Search the records below for the word "name", then return every line where it appears.

===== Material provided

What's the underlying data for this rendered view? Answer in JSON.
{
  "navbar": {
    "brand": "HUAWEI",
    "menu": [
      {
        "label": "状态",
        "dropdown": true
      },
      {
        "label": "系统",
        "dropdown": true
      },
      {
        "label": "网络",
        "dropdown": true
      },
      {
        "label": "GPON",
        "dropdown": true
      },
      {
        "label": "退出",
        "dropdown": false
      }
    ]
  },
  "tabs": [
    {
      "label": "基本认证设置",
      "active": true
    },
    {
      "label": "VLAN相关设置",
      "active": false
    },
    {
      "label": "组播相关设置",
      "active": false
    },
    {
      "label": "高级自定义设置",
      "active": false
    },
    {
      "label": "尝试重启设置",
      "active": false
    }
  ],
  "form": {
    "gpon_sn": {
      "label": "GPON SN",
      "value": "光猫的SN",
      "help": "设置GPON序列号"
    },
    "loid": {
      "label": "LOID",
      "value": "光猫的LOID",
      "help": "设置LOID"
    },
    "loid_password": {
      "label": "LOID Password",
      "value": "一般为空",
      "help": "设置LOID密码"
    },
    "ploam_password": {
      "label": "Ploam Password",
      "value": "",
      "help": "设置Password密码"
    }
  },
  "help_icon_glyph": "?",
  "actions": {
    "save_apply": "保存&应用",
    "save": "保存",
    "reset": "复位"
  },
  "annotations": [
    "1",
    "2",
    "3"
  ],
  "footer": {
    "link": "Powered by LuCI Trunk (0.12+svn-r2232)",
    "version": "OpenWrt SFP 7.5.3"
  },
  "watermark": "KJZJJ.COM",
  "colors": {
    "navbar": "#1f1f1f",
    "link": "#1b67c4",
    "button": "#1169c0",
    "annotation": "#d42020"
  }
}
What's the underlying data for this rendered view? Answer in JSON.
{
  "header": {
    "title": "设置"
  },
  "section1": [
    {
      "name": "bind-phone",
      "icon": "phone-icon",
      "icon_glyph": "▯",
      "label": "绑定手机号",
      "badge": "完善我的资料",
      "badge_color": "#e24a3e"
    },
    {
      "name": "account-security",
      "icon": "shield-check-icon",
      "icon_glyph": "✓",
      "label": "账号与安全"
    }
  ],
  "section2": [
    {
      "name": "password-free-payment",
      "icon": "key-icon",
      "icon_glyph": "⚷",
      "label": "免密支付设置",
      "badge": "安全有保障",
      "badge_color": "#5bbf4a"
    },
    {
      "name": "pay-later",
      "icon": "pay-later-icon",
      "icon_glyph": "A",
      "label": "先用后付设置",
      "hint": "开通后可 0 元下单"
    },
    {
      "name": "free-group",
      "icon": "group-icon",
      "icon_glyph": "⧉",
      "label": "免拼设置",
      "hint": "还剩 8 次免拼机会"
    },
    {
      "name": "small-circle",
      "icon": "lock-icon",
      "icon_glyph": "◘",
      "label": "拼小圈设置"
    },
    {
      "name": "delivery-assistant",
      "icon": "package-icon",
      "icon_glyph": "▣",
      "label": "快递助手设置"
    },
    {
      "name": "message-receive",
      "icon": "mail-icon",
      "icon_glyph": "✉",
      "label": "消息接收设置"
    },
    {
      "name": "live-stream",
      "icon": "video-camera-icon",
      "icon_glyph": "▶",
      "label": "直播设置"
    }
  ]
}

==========

### Result of this task
      "name": "bind-phone",
      "name": "account-security",
      "name": "password-free-payment",
      "name": "pay-later",
      "name": "free-group",
      "name": "small-circle",
      "name": "delivery-assistant",
      "name": "message-receive",
      "name": "live-stream",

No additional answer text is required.